§ To do: Copy out each line below that has the word "this" in it.

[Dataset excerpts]

↓

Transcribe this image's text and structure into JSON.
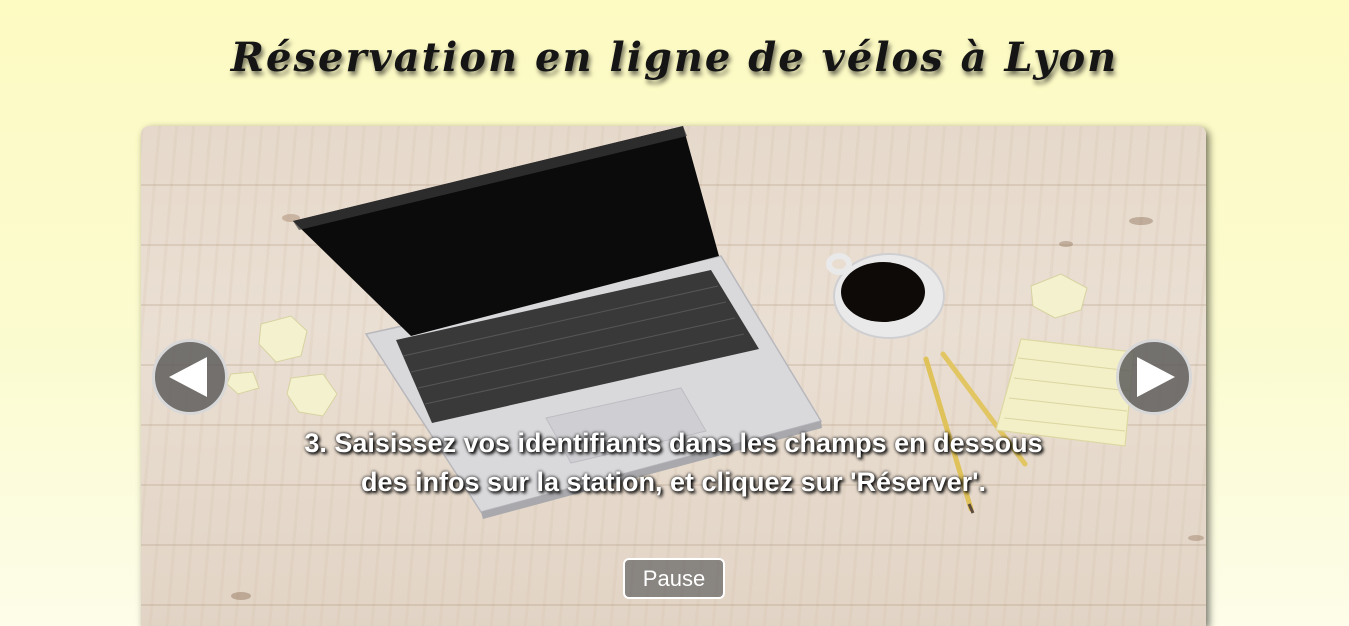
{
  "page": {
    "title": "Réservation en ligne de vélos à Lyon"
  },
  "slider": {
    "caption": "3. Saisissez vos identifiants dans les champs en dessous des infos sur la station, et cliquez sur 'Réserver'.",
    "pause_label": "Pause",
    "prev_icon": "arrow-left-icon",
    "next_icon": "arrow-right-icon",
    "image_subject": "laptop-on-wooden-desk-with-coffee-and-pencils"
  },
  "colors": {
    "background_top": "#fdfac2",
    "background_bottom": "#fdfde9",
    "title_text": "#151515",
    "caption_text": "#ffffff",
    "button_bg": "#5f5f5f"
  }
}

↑
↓

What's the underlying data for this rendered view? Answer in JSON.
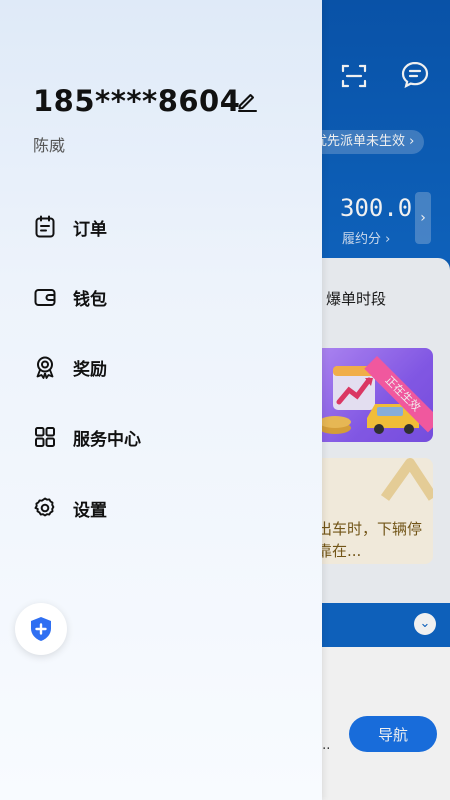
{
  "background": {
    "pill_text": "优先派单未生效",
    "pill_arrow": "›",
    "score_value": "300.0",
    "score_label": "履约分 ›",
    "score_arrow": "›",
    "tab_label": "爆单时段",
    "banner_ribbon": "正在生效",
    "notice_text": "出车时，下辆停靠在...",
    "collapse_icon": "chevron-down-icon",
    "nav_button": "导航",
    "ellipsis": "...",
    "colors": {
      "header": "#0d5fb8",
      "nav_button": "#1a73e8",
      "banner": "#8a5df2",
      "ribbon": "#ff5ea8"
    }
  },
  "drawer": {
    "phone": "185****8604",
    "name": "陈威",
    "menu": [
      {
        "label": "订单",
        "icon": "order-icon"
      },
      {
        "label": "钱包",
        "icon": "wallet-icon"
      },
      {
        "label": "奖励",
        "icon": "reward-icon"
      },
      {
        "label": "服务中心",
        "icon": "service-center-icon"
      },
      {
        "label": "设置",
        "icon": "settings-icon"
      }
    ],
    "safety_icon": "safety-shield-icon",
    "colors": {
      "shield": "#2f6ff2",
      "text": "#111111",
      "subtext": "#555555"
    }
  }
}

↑
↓

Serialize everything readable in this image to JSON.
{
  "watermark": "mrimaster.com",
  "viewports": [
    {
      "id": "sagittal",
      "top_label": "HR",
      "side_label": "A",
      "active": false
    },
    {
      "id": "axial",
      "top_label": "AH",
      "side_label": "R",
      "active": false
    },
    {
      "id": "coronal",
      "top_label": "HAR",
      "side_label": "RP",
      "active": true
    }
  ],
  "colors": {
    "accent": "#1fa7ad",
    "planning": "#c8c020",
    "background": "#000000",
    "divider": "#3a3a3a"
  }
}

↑

§ Expected output:
Transcribe this image's text and structure into JSON.
What's the underlying data for this rendered view? Answer in JSON.
Serialize everything readable in this image to JSON.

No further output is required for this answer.